#### Your instructions:
Only lines holding the string "memory" are wanted; copy each one from the material.

#### Data records:
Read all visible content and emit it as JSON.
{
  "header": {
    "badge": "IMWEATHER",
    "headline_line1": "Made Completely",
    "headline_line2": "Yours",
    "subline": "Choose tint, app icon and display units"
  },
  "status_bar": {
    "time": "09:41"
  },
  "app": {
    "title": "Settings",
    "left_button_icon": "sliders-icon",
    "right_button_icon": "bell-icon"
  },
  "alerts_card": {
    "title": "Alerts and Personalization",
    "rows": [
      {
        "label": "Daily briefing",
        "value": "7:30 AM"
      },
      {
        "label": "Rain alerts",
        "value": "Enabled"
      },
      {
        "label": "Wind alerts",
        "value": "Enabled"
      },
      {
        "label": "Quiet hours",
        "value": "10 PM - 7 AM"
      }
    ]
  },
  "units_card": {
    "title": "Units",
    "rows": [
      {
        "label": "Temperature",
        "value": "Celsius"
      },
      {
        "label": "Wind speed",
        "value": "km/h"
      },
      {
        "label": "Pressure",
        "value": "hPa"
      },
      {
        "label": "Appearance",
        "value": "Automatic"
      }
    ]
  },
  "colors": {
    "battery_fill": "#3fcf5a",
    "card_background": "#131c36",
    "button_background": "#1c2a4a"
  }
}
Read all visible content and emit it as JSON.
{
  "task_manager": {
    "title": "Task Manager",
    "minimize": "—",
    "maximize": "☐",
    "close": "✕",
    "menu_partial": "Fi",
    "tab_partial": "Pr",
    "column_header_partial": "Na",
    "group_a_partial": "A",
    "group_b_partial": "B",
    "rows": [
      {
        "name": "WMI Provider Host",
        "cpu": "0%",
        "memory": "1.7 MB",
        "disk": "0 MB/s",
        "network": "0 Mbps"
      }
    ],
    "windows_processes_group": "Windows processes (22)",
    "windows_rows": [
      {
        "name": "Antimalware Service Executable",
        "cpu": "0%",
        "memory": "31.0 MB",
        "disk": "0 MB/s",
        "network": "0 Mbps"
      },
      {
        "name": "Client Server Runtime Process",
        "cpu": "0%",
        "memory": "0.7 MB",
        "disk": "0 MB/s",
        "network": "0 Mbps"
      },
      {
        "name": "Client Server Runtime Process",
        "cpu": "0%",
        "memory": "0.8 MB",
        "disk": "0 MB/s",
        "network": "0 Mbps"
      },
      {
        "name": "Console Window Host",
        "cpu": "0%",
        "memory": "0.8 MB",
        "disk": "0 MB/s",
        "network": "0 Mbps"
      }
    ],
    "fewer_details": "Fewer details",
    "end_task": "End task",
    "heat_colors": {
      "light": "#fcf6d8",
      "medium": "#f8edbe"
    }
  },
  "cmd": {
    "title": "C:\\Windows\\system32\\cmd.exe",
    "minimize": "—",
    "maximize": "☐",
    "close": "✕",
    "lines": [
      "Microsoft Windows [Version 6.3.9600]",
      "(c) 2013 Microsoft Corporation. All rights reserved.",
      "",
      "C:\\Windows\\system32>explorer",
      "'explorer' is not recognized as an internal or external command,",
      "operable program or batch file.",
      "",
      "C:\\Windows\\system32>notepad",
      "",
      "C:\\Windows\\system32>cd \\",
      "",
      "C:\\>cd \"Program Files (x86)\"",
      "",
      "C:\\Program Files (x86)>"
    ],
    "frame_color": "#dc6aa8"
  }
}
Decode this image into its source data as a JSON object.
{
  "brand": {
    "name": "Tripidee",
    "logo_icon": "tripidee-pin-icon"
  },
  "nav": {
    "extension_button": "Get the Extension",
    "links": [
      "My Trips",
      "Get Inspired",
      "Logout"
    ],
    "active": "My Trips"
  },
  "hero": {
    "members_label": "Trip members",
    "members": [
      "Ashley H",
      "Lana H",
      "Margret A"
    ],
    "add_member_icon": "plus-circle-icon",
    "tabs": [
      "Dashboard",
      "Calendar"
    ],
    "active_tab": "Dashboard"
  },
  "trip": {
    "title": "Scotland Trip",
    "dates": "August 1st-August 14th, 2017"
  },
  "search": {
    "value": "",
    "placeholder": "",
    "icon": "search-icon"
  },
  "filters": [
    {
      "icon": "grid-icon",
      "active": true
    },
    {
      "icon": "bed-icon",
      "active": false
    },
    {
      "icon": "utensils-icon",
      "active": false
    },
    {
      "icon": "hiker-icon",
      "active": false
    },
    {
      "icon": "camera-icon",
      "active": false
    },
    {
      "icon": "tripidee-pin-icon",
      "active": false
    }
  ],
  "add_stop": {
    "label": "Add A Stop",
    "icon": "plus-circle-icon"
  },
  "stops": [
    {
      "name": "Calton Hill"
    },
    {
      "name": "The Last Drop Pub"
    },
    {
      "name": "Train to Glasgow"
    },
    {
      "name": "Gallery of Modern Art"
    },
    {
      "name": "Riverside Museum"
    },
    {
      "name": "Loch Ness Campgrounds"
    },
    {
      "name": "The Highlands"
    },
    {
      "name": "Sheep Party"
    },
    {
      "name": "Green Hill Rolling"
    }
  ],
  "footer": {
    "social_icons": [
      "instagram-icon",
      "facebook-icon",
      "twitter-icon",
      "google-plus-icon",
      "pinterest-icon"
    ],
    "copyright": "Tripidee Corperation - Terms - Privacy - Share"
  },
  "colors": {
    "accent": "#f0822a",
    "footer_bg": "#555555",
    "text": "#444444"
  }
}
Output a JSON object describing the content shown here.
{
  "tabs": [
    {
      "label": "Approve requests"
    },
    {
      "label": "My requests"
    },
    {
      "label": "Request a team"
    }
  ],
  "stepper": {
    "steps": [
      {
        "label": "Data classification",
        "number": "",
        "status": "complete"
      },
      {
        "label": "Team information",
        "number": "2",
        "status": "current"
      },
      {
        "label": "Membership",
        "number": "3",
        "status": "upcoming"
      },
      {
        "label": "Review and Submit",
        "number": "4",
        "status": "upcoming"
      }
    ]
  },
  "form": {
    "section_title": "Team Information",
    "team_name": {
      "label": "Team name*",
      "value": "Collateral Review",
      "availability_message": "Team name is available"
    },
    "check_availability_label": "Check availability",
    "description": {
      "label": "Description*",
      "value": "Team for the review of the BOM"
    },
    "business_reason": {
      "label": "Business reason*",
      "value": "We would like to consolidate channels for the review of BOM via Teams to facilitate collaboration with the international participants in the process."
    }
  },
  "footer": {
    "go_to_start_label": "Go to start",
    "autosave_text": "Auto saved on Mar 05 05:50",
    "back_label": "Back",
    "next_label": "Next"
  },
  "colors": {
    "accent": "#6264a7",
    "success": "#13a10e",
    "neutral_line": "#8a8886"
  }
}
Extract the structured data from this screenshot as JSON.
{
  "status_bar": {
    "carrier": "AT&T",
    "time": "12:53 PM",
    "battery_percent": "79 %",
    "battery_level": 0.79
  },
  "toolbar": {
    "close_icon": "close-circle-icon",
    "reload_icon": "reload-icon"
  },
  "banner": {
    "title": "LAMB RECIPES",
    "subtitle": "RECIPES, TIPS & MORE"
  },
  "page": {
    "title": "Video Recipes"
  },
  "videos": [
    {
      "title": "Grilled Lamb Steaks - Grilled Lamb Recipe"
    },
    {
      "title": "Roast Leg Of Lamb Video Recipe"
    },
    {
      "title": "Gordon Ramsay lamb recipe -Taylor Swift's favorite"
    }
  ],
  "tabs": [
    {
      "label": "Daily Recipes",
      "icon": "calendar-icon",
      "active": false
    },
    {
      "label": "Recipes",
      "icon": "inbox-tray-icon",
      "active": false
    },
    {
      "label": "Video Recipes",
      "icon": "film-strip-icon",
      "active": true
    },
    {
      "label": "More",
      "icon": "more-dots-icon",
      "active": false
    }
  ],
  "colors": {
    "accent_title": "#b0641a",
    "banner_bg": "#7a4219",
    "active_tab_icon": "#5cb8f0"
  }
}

#### Solution below:
        "memory": "1.7 MB",
        "memory": "31.0 MB",
        "memory": "0.7 MB",
        "memory": "0.8 MB",
        "memory": "0.8 MB",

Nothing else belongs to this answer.